## [Requirement]
Check each line of the entries below for the word "false", and copy out the ones that have it.

## [Items from an interface collection]
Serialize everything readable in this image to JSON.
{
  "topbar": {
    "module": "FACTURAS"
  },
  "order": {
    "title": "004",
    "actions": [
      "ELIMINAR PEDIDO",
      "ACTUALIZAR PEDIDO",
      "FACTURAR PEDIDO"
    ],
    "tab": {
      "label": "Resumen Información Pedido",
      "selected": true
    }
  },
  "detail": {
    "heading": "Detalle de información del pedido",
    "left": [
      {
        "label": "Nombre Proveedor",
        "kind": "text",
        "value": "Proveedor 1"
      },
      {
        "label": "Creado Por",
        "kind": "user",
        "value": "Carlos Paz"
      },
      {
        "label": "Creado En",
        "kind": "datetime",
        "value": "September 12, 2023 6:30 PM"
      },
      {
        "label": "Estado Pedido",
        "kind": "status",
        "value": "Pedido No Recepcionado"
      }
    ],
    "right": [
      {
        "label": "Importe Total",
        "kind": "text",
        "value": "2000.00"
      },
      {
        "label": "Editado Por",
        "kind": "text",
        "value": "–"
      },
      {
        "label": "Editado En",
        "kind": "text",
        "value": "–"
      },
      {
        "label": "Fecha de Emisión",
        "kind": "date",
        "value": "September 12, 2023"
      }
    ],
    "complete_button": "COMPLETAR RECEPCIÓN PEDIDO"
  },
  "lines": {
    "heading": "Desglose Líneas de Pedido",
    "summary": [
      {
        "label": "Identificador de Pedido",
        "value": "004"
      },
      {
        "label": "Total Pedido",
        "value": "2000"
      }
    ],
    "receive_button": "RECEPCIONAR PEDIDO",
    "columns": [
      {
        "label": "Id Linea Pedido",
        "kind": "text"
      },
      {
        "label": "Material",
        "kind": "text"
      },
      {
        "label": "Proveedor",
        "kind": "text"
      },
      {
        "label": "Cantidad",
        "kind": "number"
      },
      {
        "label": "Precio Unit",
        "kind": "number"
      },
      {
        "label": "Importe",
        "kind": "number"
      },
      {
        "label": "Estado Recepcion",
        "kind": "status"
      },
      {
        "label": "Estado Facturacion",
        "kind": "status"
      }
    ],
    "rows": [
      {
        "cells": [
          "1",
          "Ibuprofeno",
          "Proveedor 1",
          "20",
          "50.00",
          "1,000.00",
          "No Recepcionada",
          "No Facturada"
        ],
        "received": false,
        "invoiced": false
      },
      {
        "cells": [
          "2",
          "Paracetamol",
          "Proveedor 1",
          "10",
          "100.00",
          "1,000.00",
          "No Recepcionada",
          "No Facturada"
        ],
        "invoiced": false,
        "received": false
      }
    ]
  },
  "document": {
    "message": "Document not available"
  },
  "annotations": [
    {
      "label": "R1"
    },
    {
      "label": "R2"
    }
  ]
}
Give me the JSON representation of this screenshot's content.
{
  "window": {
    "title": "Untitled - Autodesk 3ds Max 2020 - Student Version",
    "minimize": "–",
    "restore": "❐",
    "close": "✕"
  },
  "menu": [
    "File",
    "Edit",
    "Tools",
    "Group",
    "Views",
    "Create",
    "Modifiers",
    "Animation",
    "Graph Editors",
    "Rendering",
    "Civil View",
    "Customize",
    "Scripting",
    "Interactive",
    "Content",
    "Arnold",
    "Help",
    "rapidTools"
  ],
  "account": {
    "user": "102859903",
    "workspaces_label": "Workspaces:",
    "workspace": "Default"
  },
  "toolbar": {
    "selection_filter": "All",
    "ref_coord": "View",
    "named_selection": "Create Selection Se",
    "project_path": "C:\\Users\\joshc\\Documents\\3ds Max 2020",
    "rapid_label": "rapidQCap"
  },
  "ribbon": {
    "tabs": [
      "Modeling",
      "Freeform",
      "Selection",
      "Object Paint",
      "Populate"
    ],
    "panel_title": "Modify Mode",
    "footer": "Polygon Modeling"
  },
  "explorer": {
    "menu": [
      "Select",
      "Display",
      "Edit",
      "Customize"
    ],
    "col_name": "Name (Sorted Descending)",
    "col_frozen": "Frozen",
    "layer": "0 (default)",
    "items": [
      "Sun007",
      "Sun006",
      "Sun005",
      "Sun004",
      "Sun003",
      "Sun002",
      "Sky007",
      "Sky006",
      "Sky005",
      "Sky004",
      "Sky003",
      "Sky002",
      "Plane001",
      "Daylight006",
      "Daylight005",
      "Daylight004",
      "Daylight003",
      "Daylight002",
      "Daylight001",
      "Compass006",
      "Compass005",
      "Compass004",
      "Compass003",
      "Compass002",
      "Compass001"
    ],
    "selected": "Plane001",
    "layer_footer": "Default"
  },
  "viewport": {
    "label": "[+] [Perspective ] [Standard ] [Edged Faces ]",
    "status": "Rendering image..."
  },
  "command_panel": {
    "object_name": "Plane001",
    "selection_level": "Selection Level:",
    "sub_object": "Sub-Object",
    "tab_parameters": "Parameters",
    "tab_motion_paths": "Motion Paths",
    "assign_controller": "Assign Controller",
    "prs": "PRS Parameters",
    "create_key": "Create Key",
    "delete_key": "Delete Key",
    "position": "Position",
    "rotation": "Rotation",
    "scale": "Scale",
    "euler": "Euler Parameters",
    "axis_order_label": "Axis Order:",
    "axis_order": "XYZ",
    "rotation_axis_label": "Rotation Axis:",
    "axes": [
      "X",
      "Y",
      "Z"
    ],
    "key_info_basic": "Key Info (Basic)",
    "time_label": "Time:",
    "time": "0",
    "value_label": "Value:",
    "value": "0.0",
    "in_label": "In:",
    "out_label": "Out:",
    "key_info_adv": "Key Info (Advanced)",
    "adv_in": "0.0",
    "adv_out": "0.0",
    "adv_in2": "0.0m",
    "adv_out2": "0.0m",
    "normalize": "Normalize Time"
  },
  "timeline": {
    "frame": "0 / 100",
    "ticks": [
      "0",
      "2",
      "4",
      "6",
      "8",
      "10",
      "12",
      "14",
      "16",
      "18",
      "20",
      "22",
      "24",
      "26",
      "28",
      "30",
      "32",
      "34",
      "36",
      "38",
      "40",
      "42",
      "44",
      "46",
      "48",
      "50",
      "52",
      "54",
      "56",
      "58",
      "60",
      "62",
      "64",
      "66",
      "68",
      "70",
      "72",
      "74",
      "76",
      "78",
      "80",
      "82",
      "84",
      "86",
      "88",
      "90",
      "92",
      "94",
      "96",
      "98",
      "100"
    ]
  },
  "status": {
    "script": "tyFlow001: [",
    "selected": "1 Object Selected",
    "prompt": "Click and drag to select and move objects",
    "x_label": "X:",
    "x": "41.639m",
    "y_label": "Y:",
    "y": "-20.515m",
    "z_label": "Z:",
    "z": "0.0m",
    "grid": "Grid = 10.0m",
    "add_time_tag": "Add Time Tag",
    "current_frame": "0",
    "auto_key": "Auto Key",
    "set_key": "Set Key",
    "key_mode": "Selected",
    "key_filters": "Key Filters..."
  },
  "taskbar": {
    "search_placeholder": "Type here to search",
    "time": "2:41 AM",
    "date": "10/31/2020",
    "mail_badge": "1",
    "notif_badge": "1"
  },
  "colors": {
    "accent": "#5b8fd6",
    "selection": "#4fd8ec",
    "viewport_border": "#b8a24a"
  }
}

## [Solution to this task]
        "received": false,
        "invoiced": false
        "invoiced": false,
        "received": false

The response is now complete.